* **Problem requirements**:
Copy out all the lines in the records that include the word "content".
::: Exercise inputs
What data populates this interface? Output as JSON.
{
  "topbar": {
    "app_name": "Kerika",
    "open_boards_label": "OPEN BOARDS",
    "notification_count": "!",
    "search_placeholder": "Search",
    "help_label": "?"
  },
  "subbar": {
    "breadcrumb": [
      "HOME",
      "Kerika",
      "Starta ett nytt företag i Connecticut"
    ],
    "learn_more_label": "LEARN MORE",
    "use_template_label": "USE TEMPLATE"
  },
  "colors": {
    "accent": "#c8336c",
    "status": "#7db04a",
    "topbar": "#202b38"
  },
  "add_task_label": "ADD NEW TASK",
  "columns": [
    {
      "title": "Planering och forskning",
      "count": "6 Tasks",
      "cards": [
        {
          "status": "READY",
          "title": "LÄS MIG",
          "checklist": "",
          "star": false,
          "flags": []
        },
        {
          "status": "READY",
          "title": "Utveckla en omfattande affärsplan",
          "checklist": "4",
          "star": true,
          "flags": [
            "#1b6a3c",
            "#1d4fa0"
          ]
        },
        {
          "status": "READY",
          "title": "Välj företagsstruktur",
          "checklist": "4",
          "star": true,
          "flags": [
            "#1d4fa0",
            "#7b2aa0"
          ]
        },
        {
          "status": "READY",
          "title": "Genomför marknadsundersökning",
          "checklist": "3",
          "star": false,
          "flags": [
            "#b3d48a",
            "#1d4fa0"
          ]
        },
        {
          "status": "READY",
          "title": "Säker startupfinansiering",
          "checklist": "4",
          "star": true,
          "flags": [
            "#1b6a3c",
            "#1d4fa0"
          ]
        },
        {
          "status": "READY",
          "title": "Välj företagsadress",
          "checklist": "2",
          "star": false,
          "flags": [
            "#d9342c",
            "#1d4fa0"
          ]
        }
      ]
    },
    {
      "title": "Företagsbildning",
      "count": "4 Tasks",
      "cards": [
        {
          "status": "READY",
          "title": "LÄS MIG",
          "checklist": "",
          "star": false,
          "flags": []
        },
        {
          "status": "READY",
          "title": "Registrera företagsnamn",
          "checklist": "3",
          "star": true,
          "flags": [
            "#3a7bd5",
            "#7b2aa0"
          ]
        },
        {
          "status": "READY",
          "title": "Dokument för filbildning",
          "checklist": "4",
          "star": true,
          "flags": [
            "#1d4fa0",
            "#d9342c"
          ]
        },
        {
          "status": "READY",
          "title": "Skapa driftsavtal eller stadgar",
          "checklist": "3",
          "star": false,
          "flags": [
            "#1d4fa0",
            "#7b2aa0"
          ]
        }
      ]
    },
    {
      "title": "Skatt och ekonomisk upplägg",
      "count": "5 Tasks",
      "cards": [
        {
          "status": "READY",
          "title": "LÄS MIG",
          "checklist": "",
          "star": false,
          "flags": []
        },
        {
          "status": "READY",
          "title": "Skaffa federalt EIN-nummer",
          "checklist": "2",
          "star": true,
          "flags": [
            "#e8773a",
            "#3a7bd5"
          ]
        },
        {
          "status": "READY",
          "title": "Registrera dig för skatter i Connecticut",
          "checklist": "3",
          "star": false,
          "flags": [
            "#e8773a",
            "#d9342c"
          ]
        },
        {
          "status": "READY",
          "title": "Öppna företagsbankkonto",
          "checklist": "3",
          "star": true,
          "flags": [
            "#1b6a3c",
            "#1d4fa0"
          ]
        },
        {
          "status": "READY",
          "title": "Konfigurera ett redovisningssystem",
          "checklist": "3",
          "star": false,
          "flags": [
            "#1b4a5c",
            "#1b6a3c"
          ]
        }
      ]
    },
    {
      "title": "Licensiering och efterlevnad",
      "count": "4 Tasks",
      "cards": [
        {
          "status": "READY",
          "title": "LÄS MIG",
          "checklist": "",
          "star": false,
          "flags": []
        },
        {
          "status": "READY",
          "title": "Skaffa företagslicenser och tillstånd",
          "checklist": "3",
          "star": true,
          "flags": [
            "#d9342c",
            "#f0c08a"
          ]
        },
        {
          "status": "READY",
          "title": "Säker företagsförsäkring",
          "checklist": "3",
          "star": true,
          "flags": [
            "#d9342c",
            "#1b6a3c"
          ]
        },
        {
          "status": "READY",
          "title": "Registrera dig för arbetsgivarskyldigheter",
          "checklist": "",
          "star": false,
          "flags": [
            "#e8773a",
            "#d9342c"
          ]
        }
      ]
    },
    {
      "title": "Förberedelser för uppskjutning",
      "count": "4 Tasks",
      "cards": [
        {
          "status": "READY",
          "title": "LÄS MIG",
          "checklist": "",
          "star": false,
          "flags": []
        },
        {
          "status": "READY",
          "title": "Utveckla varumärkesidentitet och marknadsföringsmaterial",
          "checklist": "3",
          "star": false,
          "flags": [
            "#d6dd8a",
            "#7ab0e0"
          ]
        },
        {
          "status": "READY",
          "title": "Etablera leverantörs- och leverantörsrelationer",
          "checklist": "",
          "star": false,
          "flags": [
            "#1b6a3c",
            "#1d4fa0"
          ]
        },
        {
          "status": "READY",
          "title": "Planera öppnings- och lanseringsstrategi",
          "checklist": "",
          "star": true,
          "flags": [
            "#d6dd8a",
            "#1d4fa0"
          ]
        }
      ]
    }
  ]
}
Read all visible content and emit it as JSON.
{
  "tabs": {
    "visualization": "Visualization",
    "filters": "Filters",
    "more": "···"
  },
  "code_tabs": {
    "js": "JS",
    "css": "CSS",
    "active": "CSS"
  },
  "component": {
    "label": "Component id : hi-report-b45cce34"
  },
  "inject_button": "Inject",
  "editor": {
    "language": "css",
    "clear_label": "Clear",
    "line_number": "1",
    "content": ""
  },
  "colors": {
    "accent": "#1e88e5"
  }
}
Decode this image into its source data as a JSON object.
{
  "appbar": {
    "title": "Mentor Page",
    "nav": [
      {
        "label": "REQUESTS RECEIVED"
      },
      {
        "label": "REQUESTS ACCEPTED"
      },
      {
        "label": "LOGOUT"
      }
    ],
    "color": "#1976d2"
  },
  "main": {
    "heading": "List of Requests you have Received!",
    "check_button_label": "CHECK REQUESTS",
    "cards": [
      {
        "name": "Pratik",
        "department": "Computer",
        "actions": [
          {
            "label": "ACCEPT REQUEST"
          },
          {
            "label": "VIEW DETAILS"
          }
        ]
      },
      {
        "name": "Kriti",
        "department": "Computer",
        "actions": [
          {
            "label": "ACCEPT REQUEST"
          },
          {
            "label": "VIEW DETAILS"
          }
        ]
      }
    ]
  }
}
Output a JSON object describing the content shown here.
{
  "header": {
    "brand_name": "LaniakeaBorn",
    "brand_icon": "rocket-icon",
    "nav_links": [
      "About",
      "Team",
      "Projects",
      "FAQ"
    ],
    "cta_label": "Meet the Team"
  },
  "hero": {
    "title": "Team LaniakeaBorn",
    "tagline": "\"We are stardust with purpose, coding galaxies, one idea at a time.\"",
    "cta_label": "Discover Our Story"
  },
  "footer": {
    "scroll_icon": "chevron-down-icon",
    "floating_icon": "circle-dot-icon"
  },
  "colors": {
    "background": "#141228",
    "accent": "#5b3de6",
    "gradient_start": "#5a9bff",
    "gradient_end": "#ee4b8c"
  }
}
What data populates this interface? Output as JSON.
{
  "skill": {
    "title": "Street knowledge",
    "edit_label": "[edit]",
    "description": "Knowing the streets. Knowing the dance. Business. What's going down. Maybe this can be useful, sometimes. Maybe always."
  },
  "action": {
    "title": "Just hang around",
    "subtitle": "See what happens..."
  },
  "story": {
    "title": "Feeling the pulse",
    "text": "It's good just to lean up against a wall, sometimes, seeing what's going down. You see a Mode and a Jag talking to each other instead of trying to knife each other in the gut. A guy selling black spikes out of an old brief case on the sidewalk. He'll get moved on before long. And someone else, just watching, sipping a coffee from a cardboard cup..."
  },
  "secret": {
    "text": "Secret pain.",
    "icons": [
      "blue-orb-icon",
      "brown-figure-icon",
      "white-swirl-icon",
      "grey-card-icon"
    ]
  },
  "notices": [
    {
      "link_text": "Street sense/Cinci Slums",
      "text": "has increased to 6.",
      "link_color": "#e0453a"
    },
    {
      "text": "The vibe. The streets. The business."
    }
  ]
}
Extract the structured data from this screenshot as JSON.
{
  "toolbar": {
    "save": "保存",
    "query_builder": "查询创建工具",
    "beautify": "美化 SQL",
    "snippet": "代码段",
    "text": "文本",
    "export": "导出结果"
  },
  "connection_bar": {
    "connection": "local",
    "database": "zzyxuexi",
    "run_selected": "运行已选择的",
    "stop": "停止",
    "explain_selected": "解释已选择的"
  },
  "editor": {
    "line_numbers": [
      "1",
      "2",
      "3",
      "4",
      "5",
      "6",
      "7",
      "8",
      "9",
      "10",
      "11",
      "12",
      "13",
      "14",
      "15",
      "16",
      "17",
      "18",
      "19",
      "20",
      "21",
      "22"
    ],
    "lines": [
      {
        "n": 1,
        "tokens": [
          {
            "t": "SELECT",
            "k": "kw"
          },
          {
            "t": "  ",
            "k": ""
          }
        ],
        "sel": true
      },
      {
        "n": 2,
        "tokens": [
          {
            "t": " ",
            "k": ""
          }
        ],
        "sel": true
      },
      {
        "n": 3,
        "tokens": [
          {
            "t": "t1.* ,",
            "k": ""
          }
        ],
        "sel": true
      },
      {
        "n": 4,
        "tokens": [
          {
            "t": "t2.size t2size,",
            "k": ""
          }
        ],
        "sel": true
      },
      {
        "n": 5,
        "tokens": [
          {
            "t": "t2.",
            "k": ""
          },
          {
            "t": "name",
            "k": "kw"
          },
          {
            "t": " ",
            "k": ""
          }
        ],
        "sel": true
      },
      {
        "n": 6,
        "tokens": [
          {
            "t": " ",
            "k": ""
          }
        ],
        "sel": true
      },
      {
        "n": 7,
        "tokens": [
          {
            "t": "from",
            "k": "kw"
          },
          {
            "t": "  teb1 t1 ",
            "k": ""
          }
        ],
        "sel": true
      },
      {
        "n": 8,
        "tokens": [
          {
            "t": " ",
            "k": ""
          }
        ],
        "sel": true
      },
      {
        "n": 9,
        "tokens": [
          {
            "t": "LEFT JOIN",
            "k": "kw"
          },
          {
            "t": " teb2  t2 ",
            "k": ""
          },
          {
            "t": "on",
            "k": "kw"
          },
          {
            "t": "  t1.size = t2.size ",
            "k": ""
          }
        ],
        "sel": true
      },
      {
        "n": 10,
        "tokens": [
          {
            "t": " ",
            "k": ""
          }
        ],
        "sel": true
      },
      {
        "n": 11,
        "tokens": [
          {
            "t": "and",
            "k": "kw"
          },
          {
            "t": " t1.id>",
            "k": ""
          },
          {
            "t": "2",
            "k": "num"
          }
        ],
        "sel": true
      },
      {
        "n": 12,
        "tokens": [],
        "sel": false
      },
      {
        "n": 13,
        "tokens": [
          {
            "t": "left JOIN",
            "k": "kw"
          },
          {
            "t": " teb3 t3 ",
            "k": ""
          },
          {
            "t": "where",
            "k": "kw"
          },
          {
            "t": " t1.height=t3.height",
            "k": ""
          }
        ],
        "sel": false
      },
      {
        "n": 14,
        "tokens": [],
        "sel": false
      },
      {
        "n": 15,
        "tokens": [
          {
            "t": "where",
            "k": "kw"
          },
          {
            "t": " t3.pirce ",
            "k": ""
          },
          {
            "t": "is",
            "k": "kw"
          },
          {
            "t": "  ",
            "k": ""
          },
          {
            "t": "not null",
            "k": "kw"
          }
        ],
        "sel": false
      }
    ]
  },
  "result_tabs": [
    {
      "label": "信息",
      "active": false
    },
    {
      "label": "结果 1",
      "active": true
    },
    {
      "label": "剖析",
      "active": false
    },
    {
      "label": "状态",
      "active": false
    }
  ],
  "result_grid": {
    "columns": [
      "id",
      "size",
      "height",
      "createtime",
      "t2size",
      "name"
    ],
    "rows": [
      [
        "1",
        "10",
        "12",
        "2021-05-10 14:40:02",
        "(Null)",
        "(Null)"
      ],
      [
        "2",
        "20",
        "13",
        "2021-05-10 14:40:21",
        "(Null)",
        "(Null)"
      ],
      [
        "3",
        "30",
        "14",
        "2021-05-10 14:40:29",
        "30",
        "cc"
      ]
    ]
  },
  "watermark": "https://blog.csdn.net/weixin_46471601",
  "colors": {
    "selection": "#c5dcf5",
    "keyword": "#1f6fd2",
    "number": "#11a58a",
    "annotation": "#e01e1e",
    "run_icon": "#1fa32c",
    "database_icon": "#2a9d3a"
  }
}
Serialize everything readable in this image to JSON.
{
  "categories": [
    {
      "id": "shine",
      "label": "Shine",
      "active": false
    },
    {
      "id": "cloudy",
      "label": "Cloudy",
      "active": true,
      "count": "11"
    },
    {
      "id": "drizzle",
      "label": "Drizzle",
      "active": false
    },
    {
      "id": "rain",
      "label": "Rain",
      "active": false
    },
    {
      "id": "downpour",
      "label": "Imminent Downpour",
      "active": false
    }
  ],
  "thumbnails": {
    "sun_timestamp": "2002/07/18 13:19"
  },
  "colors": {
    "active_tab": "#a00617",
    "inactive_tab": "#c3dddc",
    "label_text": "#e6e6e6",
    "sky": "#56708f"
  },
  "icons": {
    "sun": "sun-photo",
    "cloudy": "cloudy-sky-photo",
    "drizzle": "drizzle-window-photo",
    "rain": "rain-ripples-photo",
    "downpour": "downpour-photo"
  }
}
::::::
* **Completed task**:
Read all visible content and emit it as JSON.
    "content": ""
Output a JSON object describing the content shown here.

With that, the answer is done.